Exercise prompt:
Wherever the word "FOREST" occurs in the lines below, copy the whole line.

Stored data entries:
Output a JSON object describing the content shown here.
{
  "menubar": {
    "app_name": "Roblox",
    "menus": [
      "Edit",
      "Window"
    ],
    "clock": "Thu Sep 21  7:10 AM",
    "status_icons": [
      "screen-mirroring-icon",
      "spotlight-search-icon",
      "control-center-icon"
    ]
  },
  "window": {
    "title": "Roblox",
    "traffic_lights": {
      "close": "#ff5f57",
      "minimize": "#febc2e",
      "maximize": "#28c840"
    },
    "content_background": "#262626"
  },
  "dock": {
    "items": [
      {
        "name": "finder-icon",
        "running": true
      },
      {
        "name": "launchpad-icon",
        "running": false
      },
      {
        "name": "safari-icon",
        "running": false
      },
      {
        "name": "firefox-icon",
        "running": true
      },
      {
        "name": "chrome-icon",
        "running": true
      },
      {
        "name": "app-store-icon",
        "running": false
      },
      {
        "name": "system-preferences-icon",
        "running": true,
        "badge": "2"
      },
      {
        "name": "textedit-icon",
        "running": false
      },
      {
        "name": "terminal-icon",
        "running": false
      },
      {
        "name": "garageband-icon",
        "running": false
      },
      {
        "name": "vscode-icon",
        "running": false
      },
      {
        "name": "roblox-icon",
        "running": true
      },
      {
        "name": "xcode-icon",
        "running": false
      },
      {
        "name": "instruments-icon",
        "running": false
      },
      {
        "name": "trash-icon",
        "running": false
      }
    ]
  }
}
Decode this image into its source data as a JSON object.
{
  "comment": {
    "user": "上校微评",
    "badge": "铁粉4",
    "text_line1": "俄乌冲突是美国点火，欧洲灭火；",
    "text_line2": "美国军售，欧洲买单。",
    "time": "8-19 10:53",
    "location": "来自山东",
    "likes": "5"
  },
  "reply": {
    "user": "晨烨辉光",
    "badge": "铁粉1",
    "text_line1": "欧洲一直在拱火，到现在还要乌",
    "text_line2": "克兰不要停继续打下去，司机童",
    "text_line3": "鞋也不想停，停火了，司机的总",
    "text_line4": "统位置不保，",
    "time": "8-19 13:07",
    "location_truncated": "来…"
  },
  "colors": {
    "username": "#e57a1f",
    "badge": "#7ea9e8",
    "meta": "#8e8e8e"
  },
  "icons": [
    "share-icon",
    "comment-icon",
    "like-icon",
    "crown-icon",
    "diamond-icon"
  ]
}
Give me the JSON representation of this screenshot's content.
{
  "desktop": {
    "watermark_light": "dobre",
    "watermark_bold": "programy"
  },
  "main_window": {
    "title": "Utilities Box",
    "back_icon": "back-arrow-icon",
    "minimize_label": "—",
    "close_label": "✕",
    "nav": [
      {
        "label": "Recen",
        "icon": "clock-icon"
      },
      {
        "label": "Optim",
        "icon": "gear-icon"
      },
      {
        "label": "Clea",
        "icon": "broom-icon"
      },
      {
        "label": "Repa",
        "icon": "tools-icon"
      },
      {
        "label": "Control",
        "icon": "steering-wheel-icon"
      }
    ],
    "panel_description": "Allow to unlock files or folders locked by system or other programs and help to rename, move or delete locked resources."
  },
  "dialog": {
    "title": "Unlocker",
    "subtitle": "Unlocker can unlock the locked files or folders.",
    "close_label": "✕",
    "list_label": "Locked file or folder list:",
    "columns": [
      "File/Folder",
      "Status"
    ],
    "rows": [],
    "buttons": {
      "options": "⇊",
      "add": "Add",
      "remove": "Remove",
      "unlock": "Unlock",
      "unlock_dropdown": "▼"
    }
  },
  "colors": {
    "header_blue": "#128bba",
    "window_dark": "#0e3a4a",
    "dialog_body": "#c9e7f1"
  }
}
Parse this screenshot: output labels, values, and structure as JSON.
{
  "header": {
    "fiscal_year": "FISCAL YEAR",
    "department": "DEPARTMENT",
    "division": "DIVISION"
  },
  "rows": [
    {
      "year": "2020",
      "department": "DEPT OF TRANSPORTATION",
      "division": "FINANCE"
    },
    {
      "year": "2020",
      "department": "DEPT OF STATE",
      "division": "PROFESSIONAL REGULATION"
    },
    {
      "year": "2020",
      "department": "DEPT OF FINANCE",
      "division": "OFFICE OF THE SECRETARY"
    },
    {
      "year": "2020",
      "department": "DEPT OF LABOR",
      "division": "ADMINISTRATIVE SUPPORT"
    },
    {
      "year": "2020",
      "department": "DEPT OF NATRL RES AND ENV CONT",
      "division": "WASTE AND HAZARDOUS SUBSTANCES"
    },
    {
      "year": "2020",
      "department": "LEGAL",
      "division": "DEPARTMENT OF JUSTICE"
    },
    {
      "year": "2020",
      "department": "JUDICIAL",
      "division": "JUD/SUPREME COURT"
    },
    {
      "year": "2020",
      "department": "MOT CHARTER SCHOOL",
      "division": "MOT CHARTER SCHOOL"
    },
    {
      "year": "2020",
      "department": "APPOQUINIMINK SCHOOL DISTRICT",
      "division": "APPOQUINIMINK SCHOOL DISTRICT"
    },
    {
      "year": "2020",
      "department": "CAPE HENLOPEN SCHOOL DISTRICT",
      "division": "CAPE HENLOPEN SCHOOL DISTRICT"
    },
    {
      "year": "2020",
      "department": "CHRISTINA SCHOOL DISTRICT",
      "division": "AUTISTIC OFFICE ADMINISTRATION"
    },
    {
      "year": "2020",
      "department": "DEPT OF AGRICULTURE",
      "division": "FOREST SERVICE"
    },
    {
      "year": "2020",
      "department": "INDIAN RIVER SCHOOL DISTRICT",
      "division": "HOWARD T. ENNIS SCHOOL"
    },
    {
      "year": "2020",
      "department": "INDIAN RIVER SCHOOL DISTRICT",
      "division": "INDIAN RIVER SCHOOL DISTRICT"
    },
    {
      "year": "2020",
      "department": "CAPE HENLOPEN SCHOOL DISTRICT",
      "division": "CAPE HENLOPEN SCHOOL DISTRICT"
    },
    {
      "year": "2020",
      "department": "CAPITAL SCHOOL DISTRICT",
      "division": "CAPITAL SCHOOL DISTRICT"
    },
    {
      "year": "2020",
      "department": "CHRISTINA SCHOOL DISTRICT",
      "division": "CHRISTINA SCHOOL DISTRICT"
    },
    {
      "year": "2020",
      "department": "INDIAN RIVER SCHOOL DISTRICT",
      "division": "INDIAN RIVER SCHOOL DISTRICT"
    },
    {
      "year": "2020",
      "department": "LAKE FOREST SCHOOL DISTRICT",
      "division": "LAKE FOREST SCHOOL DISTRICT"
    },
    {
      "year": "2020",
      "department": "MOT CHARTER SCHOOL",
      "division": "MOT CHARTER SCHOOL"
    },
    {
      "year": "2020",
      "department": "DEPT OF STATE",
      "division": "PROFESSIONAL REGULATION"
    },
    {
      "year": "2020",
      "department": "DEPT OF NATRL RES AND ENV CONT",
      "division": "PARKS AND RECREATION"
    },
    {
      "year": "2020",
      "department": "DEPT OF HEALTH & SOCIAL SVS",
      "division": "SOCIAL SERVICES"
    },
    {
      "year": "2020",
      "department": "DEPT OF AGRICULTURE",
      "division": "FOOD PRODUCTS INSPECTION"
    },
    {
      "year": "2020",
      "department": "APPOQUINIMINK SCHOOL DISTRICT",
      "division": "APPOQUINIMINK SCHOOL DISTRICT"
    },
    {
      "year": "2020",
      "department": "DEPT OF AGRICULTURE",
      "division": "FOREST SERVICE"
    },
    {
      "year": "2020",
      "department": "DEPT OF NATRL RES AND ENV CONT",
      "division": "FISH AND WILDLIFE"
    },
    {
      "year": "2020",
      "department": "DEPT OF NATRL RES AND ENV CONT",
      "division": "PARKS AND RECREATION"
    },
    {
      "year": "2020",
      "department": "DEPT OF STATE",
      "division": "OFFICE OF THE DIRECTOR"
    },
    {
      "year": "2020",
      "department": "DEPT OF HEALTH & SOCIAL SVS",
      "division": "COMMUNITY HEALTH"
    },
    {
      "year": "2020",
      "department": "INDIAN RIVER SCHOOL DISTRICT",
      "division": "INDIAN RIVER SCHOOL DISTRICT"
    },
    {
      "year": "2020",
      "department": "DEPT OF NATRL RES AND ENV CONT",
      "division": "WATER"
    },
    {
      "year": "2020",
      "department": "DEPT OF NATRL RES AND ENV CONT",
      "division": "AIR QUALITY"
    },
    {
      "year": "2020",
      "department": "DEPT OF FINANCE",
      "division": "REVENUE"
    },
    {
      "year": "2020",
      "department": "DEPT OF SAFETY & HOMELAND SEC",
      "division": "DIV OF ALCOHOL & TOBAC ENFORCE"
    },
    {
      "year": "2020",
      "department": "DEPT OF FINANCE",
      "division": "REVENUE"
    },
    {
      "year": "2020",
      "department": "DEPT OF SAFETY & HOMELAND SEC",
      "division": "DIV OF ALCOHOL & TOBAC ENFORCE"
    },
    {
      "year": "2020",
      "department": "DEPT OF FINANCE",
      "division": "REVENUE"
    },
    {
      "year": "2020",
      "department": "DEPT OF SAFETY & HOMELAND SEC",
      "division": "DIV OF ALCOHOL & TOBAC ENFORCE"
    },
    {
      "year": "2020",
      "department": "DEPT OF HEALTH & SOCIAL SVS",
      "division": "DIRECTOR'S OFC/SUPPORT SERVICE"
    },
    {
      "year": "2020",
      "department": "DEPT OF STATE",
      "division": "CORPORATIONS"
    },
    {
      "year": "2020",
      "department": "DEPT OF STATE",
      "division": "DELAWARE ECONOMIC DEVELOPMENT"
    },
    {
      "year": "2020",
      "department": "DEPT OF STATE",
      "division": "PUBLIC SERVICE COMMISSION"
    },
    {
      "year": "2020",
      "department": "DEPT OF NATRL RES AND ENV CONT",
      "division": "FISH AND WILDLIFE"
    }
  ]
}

Exercise response:
      "division": "FOREST SERVICE"
      "department": "LAKE FOREST SCHOOL DISTRICT",
      "division": "LAKE FOREST SCHOOL DISTRICT"
      "division": "FOREST SERVICE"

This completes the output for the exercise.